What Your Design Looks Like to Peripheral Vision

Alvin Raj and Ruth Rosenholtz

Abstract

At any given instant, much of a display appears in a user’s peripheral vision. Based on the information available in a glance, the user moves their eyes, scanning the display for items of interest, and piecing together a coherent view of the display. Much of this processing happens unconsciously. Understanding the information available in the periphery can help design better information visualizations and user interfaces, by enabling designers to make displays that effectively guide eye movements and make important information available in a glance. However, it is difficult to attend to our peripheral vision to gain insights about the information available there. In this paper, we discuss a means of visualizing the information available in peripheral vision, given an image of a display and the current fixation. We show results of our model on several information visualizations.

Information

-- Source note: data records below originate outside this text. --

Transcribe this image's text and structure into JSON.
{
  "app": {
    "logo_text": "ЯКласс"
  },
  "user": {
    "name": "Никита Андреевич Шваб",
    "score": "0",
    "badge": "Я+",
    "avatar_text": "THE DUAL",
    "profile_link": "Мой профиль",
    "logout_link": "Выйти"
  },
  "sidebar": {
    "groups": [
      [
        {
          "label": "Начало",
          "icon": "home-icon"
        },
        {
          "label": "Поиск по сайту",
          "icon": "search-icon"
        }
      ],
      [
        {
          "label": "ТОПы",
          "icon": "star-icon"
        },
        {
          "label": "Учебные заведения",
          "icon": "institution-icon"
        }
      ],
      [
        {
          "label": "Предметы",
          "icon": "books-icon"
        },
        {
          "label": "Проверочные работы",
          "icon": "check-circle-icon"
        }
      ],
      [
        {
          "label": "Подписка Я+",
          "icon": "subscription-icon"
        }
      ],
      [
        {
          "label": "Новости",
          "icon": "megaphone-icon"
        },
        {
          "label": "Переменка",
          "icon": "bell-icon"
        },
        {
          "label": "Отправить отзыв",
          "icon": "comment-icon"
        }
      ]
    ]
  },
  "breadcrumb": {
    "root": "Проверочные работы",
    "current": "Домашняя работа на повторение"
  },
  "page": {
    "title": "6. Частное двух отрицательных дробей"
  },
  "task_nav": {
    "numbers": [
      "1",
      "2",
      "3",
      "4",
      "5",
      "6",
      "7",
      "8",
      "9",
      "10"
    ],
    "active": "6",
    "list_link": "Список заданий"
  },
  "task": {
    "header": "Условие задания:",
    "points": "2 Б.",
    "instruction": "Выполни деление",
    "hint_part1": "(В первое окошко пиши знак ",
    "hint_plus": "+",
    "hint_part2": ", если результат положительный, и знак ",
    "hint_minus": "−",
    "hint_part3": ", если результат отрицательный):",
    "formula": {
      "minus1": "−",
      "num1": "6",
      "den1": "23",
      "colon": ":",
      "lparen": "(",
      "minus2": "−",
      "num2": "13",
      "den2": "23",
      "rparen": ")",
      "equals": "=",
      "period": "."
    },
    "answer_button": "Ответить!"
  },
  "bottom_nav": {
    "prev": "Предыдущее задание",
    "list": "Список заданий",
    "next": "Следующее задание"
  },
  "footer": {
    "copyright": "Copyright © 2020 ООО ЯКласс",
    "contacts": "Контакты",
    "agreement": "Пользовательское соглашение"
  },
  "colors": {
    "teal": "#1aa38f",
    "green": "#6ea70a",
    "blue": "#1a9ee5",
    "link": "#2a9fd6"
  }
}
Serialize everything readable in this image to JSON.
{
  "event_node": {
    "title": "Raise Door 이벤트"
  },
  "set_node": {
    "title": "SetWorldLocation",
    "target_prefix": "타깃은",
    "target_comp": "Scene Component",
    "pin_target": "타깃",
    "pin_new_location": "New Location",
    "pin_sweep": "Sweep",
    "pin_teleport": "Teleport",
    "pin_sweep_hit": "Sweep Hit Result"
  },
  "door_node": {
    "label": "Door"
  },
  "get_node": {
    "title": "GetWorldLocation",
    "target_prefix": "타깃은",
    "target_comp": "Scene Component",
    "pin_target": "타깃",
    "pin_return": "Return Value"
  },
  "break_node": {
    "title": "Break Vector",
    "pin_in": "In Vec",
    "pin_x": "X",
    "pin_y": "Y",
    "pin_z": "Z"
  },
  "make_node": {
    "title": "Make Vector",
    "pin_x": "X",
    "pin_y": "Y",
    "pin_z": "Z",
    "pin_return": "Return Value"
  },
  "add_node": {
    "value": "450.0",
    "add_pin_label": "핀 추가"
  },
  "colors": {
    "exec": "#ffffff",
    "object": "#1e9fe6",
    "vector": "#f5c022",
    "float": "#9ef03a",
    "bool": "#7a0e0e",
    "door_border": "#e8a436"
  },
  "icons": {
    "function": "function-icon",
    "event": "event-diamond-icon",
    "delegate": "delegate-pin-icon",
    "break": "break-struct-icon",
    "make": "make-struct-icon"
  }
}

title:
What Your Design Looks Like to Peripheral Vision
author:
Alvin Raj,
Ruth Rosenholtz
citation:
Proceedings of the 7th Symposium on Applied Perception in Graphics and Visualization
shortcite:
APGV
year:
2010
created:
2010-04-15
summary:
apgv2010
keyword:
rosenholtz,
raj,
uiinfovis,
visstat
pdf:
http://portal.acm.org/citation.cfm?id=1836248.1836264
type:
publication